IBR AND AI BULLS
EU Regulations for bull semen collection – IBR
No bull that tests positive for IBR can enter a stud with an EU Licence, THIS INCLUDES VACCINATES
Semen for export to Northern Ireland, the EU and third countries CAN ONLY be collected on a fully EU Licenced stud
When adopting a Health Scheme programme, it is essential that you consider possible future plans for semen collection from the best bull calves
Potential stud bulls can be “ring-fenced” by restricting use of IBR vaccine to the remainder of the herd.
Taking these high fliers to livestock shows and sales, as will be advised by your vets, is a well-known risk factor.
Semen from IBR vaccinates and IBR positive bulls can be taken on farm but for sale / use within England, Scotland and Wales only.
Please consider these options carefully to avoid disappointment and, of course, the loss of potential valuable off-farm revenue.
For further information please contact either Jim Cameron (07977 281070), Geoff Corke (01953 789011) or Rob Wills (07980 894660)
Why you need to start protecting your herd now!
IBR – affects productivity and profitability in many ways
What is IBR?
Infectious Bovine Rhinotracheitis (IBR) is a common cause of respiratory disease in both young stock and adult cattle in the UK. IBR is caused by a virus – Bovine Herpes Virus 1 (BHV1).
IBR is highly contagious and can quickly spread through a group of calves – it can spread by direct contact, infected semen, by airborne spread and other indirect methods. BHV1 principally affects the upper respiratory tract and can lead to fatal pneumonia.
The secretions of affected calves are extremely infectious and appear to be highly attractive to other animals. All ages of animals are potentially at risk. Once an animal has become infected, it remains infected for life, despite the development of an effective immune response. These animals can shed virus at any time when stressed and as a result, movement of animals into a herd is often a source of new infections.
While older animals can suffer from ‘classical IBR’, that often develops after re-stocking, it is often more signifi cant in young stock as part of the calf pneumonia complex. IBR reduces immunity so secondary bacterial infections and death can occur with some virulent strains.
Herd problems caused by IBR
Why should I act now against IBR?

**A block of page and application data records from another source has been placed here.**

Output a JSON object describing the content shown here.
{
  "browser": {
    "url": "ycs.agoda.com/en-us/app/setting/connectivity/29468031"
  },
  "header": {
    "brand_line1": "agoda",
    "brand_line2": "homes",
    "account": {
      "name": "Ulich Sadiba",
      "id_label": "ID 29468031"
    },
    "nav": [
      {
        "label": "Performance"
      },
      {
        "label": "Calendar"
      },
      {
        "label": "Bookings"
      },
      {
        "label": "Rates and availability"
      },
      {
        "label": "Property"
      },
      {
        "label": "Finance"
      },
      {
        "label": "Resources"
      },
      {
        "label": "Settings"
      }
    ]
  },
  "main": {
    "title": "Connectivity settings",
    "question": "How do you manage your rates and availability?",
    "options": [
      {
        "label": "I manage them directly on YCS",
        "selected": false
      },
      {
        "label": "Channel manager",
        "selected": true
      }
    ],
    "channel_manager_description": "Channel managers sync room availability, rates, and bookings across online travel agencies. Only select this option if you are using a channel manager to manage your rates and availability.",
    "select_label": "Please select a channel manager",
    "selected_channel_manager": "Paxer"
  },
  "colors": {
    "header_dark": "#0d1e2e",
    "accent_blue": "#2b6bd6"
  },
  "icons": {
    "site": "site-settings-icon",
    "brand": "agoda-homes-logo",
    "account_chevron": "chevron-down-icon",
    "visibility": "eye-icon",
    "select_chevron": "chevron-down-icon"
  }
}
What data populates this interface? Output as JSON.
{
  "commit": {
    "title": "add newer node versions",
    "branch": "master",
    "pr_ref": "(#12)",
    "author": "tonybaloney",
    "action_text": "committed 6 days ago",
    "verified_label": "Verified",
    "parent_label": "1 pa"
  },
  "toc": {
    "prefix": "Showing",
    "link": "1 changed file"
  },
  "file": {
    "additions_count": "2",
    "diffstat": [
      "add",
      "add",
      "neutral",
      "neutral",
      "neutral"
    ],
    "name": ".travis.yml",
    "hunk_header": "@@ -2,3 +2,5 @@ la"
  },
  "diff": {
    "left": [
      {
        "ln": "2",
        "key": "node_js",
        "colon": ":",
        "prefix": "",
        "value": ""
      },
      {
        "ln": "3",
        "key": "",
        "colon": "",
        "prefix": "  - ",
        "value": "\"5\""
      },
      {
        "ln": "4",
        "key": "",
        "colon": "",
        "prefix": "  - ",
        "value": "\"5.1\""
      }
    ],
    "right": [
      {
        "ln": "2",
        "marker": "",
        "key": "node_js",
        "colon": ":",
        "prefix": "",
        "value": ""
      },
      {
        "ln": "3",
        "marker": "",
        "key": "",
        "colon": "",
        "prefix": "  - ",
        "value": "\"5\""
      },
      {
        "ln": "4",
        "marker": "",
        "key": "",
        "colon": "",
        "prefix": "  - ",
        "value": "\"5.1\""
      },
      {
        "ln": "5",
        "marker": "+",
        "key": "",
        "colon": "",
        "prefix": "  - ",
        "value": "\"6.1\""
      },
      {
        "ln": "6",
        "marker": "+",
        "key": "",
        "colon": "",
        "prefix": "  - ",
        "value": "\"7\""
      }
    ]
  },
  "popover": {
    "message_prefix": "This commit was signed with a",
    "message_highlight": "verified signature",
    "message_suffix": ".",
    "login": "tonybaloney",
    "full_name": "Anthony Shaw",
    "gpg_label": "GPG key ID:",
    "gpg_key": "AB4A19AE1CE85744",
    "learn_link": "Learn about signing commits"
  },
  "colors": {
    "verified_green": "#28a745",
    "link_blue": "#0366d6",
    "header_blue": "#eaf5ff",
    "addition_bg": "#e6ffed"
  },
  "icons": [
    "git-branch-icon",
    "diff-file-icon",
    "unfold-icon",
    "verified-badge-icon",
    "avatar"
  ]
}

While the BSE outbreak has prevented export of live cattle from the U.K., countries can also restrict the free movement of animals depending on BHV1 status. Therefore when the BSE restrictions are lifted, IBR (BHV1) will become important. This is because many countries in Europe have moved forward with BHV1 disease eradication programmes.
While live cattle exports are currently prohibited it is possible to export semen taken from bulls in the UK. The production of semen is governed by EU rules affecting bulls on approved EU bull studs and mean that these animals must have no antibodies to BHV1, i.e. following infection with BHV1 or following use of any IBR vaccine (conventional or marker vaccine).
If steps are not taken to eradicate IBR from their herds, U.K. pedigree breeders will fi nd opportunities for export will become increasingly limited even when the export ban is lifted. Furthermore, as breed societies increasingly address this issue, IBR-free classes /sales for domestic trade in pedigree cattle are likely to grow – so limiting commercial opportunities for pedigree breeders even if they do not intend to export live animals.
What are the advantages of eradicating IBR?
If you do act now, you can benefit from a variety of health and productivity benefits. You will also be in a favourable position when the export market reopens, as you will be able to achieve early herd certifi cation and improve the value of your stock. It makes sense to act now.
Have you got IBR on your farm?
IBR may be more common than you think. A study was recently carried out by Pfi zer and the Leeds Veterinary Laboratory during the 2000-2003 winter period. Blood samples were taken from calves ( > 4 months old) who had experienced a pneumonia outbreak. The survey showed that IBR was found in 17-32% of the calves.
A widespread survey of UK dairy herds, published in 1998(1) showed that around 69% of the herds surveyed had evidence of BHV1 infection.
There are some simple tests your Veterinary Surgeon can carry out to establish if your cattle are BHV1-positive.
What do I need to do if my cattle have IBR?
After the current levels of IBR in your herd are established and monitored, a risk assessment and biosecurity programme need to be developed. Then an appropriate vaccination programme needs to be introduced. Your Veterinary Surgeon can help you with the development of the right programme for your situation.